--- ABOUT THIS EXERCISE ---
Down to the last line, print the entries below exactly, and keep every picture out of the copy.

--- MATERIAL SUPPLIED ---
· · ·
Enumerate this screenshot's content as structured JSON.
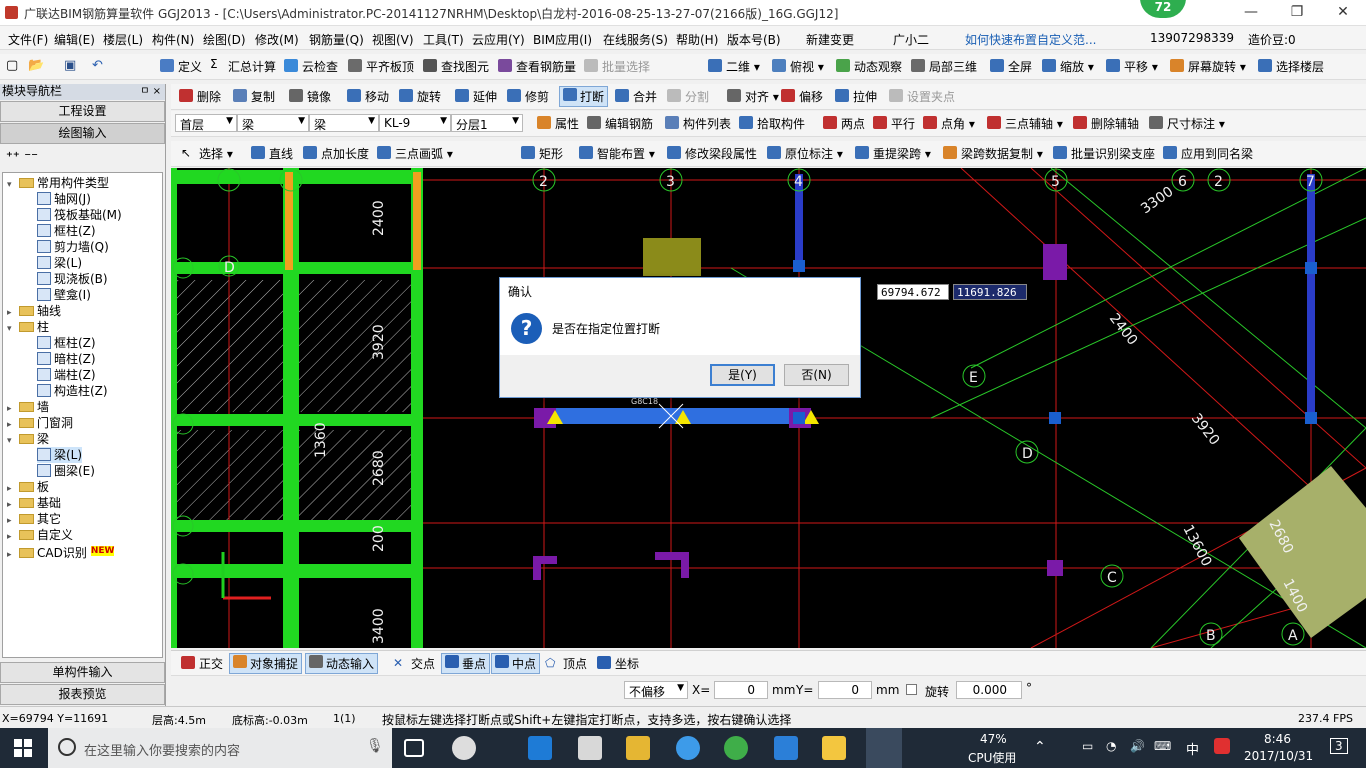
{
  "window": {
    "title": "广联达BIM钢筋算量软件 GGJ2013 - [C:\\Users\\Administrator.PC-20141127NRHM\\Desktop\\白龙村-2016-08-25-13-27-07(2166版)_16G.GGJ12]",
    "badge": "72",
    "min": "—",
    "restore": "❐",
    "close": "✕"
  },
  "menu": [
    "文件(F)",
    "编辑(E)",
    "楼层(L)",
    "构件(N)",
    "绘图(D)",
    "修改(M)",
    "钢筋量(Q)",
    "视图(V)",
    "工具(T)",
    "云应用(Y)",
    "BIM应用(I)",
    "在线服务(S)",
    "帮助(H)",
    "版本号(B)",
    "新建变更",
    "广小二",
    "如何快速布置自定义范...",
    "13907298339",
    "造价豆:0"
  ],
  "toolbar1": [
    "定义",
    "汇总计算",
    "云检查",
    "平齐板顶",
    "查找图元",
    "查看钢筋量",
    "批量选择",
    "二维",
    "俯视",
    "动态观察",
    "局部三维",
    "全屏",
    "缩放",
    "平移",
    "屏幕旋转",
    "选择楼层"
  ],
  "toolbar2": [
    "删除",
    "复制",
    "镜像",
    "移动",
    "旋转",
    "延伸",
    "修剪",
    "打断",
    "合并",
    "分割",
    "对齐",
    "偏移",
    "拉伸",
    "设置夹点"
  ],
  "selectors": {
    "floor": "首层",
    "type1": "梁",
    "type2": "梁",
    "component": "KL-9",
    "layer": "分层1"
  },
  "toolbar3": [
    "属性",
    "编辑钢筋",
    "构件列表",
    "拾取构件",
    "两点",
    "平行",
    "点角",
    "三点辅轴",
    "删除辅轴",
    "尺寸标注"
  ],
  "toolbar4": [
    "选择",
    "直线",
    "点加长度",
    "三点画弧",
    "矩形",
    "智能布置",
    "修改梁段属性",
    "原位标注",
    "重提梁跨",
    "梁跨数据复制",
    "批量识别梁支座",
    "应用到同名梁"
  ],
  "left_panel": {
    "title": "模块导航栏",
    "pin": "ㅁ ×",
    "tab_project": "工程设置",
    "tab_draw": "绘图输入",
    "tree": [
      {
        "label": "常用构件类型",
        "kind": "folder",
        "open": true
      },
      {
        "label": "轴网(J)",
        "kind": "item"
      },
      {
        "label": "筏板基础(M)",
        "kind": "item"
      },
      {
        "label": "框柱(Z)",
        "kind": "item"
      },
      {
        "label": "剪力墙(Q)",
        "kind": "item"
      },
      {
        "label": "梁(L)",
        "kind": "item"
      },
      {
        "label": "现浇板(B)",
        "kind": "item"
      },
      {
        "label": "壁龛(I)",
        "kind": "item"
      },
      {
        "label": "轴线",
        "kind": "folder",
        "open": false
      },
      {
        "label": "柱",
        "kind": "folder",
        "open": true
      },
      {
        "label": "框柱(Z)",
        "kind": "item"
      },
      {
        "label": "暗柱(Z)",
        "kind": "item"
      },
      {
        "label": "端柱(Z)",
        "kind": "item"
      },
      {
        "label": "构造柱(Z)",
        "kind": "item"
      },
      {
        "label": "墙",
        "kind": "folder",
        "open": false
      },
      {
        "label": "门窗洞",
        "kind": "folder",
        "open": false
      },
      {
        "label": "梁",
        "kind": "folder",
        "open": true
      },
      {
        "label": "梁(L)",
        "kind": "item",
        "selected": true
      },
      {
        "label": "圈梁(E)",
        "kind": "item"
      },
      {
        "label": "板",
        "kind": "folder",
        "open": false
      },
      {
        "label": "基础",
        "kind": "folder",
        "open": false
      },
      {
        "label": "其它",
        "kind": "folder",
        "open": false
      },
      {
        "label": "自定义",
        "kind": "folder",
        "open": false
      },
      {
        "label": "CAD识别",
        "kind": "folder",
        "open": false,
        "new": "NEW"
      }
    ],
    "tab_single": "单构件输入",
    "tab_report": "报表预览"
  },
  "canvas": {
    "axis_labels": [
      "2",
      "3",
      "4",
      "5",
      "6",
      "2",
      "7",
      "D",
      "E",
      "D",
      "C",
      "B",
      "A"
    ],
    "dims": [
      "2400",
      "3920",
      "2680",
      "1360",
      "200",
      "3400",
      "3300",
      "2400",
      "3920",
      "13600",
      "2680",
      "1400"
    ],
    "beam_label": "G8C18"
  },
  "dialog": {
    "title": "确认",
    "message": "是否在指定位置打断",
    "yes": "是(Y)",
    "no": "否(N)"
  },
  "coords": {
    "x": "69794.672",
    "y": "11691.826"
  },
  "snap_bar": [
    "正交",
    "对象捕捉",
    "动态输入",
    "交点",
    "垂点",
    "中点",
    "顶点",
    "坐标"
  ],
  "offset_bar": {
    "mode": "不偏移",
    "x_label": "X=",
    "x": "0",
    "y_label": "Y=",
    "y": "0",
    "unit": "mm",
    "rotate": "旋转",
    "angle": "0.000",
    "deg": "°"
  },
  "status": {
    "xy": "X=69794 Y=11691",
    "floor_h": "层高:4.5m",
    "base_h": "底标高:-0.03m",
    "count": "1(1)",
    "hint": "按鼠标左键选择打断点或Shift+左键指定打断点，支持多选，按右键确认选择",
    "fps": "237.4 FPS"
  },
  "taskbar": {
    "search": "在这里输入你要搜索的内容",
    "cpu": "47%",
    "cpu_label": "CPU使用",
    "ime": "中",
    "time": "8:46",
    "date": "2017/10/31",
    "notif": "3"
  }
}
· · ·
--- RESULT ---
Enumerate this screenshot's content as structured JSON.
{
  "window": {
    "title": "广联达BIM钢筋算量软件 GGJ2013 - [C:\\Users\\Administrator.PC-20141127NRHM\\Desktop\\白龙村-2016-08-25-13-27-07(2166版)_16G.GGJ12]",
    "badge": "72",
    "min": "—",
    "restore": "❐",
    "close": "✕"
  },
  "menu": [
    "文件(F)",
    "编辑(E)",
    "楼层(L)",
    "构件(N)",
    "绘图(D)",
    "修改(M)",
    "钢筋量(Q)",
    "视图(V)",
    "工具(T)",
    "云应用(Y)",
    "BIM应用(I)",
    "在线服务(S)",
    "帮助(H)",
    "版本号(B)",
    "新建变更",
    "广小二",
    "如何快速布置自定义范...",
    "13907298339",
    "造价豆:0"
  ],
  "toolbar1": [
    "定义",
    "汇总计算",
    "云检查",
    "平齐板顶",
    "查找图元",
    "查看钢筋量",
    "批量选择",
    "二维",
    "俯视",
    "动态观察",
    "局部三维",
    "全屏",
    "缩放",
    "平移",
    "屏幕旋转",
    "选择楼层"
  ],
  "toolbar2": [
    "删除",
    "复制",
    "镜像",
    "移动",
    "旋转",
    "延伸",
    "修剪",
    "打断",
    "合并",
    "分割",
    "对齐",
    "偏移",
    "拉伸",
    "设置夹点"
  ],
  "selectors": {
    "floor": "首层",
    "type1": "梁",
    "type2": "梁",
    "component": "KL-9",
    "layer": "分层1"
  },
  "toolbar3": [
    "属性",
    "编辑钢筋",
    "构件列表",
    "拾取构件",
    "两点",
    "平行",
    "点角",
    "三点辅轴",
    "删除辅轴",
    "尺寸标注"
  ],
  "toolbar4": [
    "选择",
    "直线",
    "点加长度",
    "三点画弧",
    "矩形",
    "智能布置",
    "修改梁段属性",
    "原位标注",
    "重提梁跨",
    "梁跨数据复制",
    "批量识别梁支座",
    "应用到同名梁"
  ],
  "left_panel": {
    "title": "模块导航栏",
    "pin": "ㅁ ×",
    "tab_project": "工程设置",
    "tab_draw": "绘图输入",
    "tree": [
      {
        "label": "常用构件类型",
        "kind": "folder",
        "open": true
      },
      {
        "label": "轴网(J)",
        "kind": "item"
      },
      {
        "label": "筏板基础(M)",
        "kind": "item"
      },
      {
        "label": "框柱(Z)",
        "kind": "item"
      },
      {
        "label": "剪力墙(Q)",
        "kind": "item"
      },
      {
        "label": "梁(L)",
        "kind": "item"
      },
      {
        "label": "现浇板(B)",
        "kind": "item"
      },
      {
        "label": "壁龛(I)",
        "kind": "item"
      },
      {
        "label": "轴线",
        "kind": "folder",
        "open": false
      },
      {
        "label": "柱",
        "kind": "folder",
        "open": true
      },
      {
        "label": "框柱(Z)",
        "kind": "item"
      },
      {
        "label": "暗柱(Z)",
        "kind": "item"
      },
      {
        "label": "端柱(Z)",
        "kind": "item"
      },
      {
        "label": "构造柱(Z)",
        "kind": "item"
      },
      {
        "label": "墙",
        "kind": "folder",
        "open": false
      },
      {
        "label": "门窗洞",
        "kind": "folder",
        "open": false
      },
      {
        "label": "梁",
        "kind": "folder",
        "open": true
      },
      {
        "label": "梁(L)",
        "kind": "item",
        "selected": true
      },
      {
        "label": "圈梁(E)",
        "kind": "item"
      },
      {
        "label": "板",
        "kind": "folder",
        "open": false
      },
      {
        "label": "基础",
        "kind": "folder",
        "open": false
      },
      {
        "label": "其它",
        "kind": "folder",
        "open": false
      },
      {
        "label": "自定义",
        "kind": "folder",
        "open": false
      },
      {
        "label": "CAD识别",
        "kind": "folder",
        "open": false,
        "new": "NEW"
      }
    ],
    "tab_single": "单构件输入",
    "tab_report": "报表预览"
  },
  "canvas": {
    "axis_labels": [
      "2",
      "3",
      "4",
      "5",
      "6",
      "2",
      "7",
      "D",
      "E",
      "D",
      "C",
      "B",
      "A"
    ],
    "dims": [
      "2400",
      "3920",
      "2680",
      "1360",
      "200",
      "3400",
      "3300",
      "2400",
      "3920",
      "13600",
      "2680",
      "1400"
    ],
    "beam_label": "G8C18"
  },
  "dialog": {
    "title": "确认",
    "message": "是否在指定位置打断",
    "yes": "是(Y)",
    "no": "否(N)"
  },
  "coords": {
    "x": "69794.672",
    "y": "11691.826"
  },
  "snap_bar": [
    "正交",
    "对象捕捉",
    "动态输入",
    "交点",
    "垂点",
    "中点",
    "顶点",
    "坐标"
  ],
  "offset_bar": {
    "mode": "不偏移",
    "x_label": "X=",
    "x": "0",
    "y_label": "Y=",
    "y": "0",
    "unit": "mm",
    "rotate": "旋转",
    "angle": "0.000",
    "deg": "°"
  },
  "status": {
    "xy": "X=69794 Y=11691",
    "floor_h": "层高:4.5m",
    "base_h": "底标高:-0.03m",
    "count": "1(1)",
    "hint": "按鼠标左键选择打断点或Shift+左键指定打断点，支持多选，按右键确认选择",
    "fps": "237.4 FPS"
  },
  "taskbar": {
    "search": "在这里输入你要搜索的内容",
    "cpu": "47%",
    "cpu_label": "CPU使用",
    "ime": "中",
    "time": "8:46",
    "date": "2017/10/31",
    "notif": "3"
  }
}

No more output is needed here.